The most important difference between “cache” and a “datastore” is that the dataflow is generally from “datastore” to “cache” rather than the other way round. Though one could queue data on “cache” first and then update datastore later (for performance reasons) that is not the way one should use it. If you are using “cache” to queue data for slower storage, you are using the wrong product. There are better “queuing” solutions  (activemq for example) that can do it for you in a more reliable way.

In most “eventually consistent” systems, there is no concept of primary and secondary nodes. Most nodes on such systems are considered equal and have similar performance characteristics.

Since “caching” solutions are designed for speed, they generally don’t have a concept of “replicas” or allow persistence to disk. Synchronizing between replica’s or to a disk can be expensive and be counter productive which is why its rare to find them on “caching” products. But many “eventually consistent” systems do provide a way for developers to request the level of “consistency” (or disk persistence) desired.

Do you have an opinion on this ? Please share examples if you have seen “caching” layer being used as an “eventually consistent datastore”.

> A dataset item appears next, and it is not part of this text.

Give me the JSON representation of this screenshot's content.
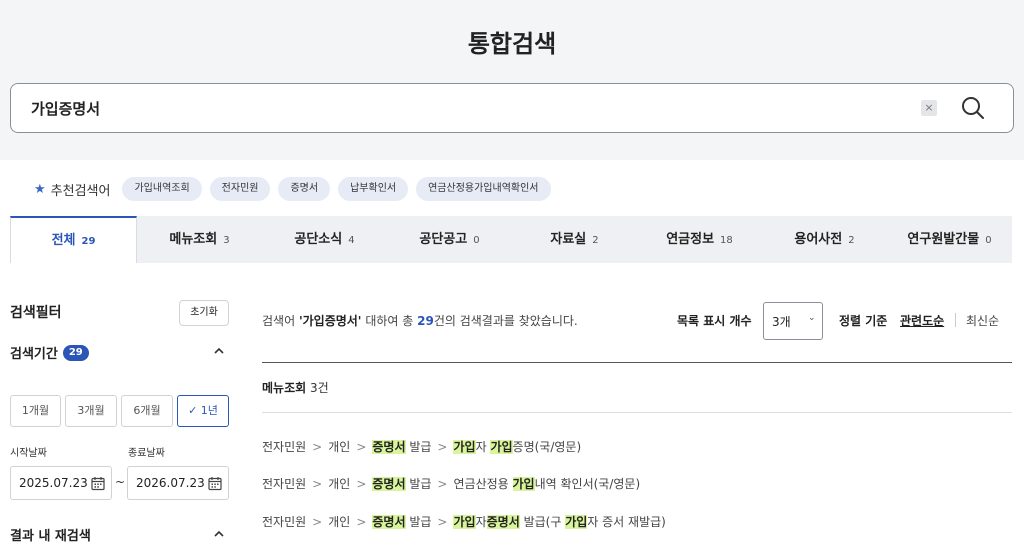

Update: Udi mentioned on twitter that “write through caches” are eventually consistent. Sure, they are if you are talking about a caching layer on top of a persistent layer. I think there is an argument which could be made that “caches” are eventually consistent, but the reverse may not be true which is what his original post mentioned.

Cassandra : inverted index

Cassandra is the only NOSQL datastore I’m aware of, which is scalable, distributed, self replicating, eventually consistent, schema-less key-value store running on java which doesn’t have a single point of failure. HBase could also match most of these requirements, but Cassandra is easier to manage due to its tiny footprint.

The one thing Cassandra doesn’t do today is indexing columns.

Lets take a specific example to explain the problem. Lets say there are 100 rows in the datastore which have 5 columns each. If you want to find the row which says “Service=app2”, you will have to iterate one row at a time which is like full database scan. In a 100 row datastore if only one row had that particular column, it could take on an average about 50 rows before you find your data.


While I’m sure there is a good reason why this doesn’t exist yet, the application inserting the data could build such an inverted index itself even today. Here is an example of how a table of inverted index would look like.


If you want to find the “status” of all rows where “Service=app2”, all you have to do is find the list of keys by making a single call to this table. The second call would be to get all the columns values for that row. Even if you have 100 different rows in a table, finding that one particular row, matching your search query, could  now be done in two calls.

Of course there is a penalty you have to pay. Every time you insert one row of data, you would also have to insert multiple rows to build the inverted index. You would also have to update the inverted index yourself if any of the column values are updated or deleted. Cassandra 0.5.0 which was recently released has been benchmarked to insert about 10000 rows per second on a 4 core server with 2GB of RAM. If you have an average of 5 columns per row, that is about 1.5k actual row inserts per second (that includes 5 rows of inserts/updates required for an inverted index). For more throughput you always have an option to add more servers.

Facebook and Digg are both extensively using Cassandra in their architectures. Here are some interesting reading materials on Cassandra if you’d like to explore more.

[Updated: Discussion on Google Buzz ]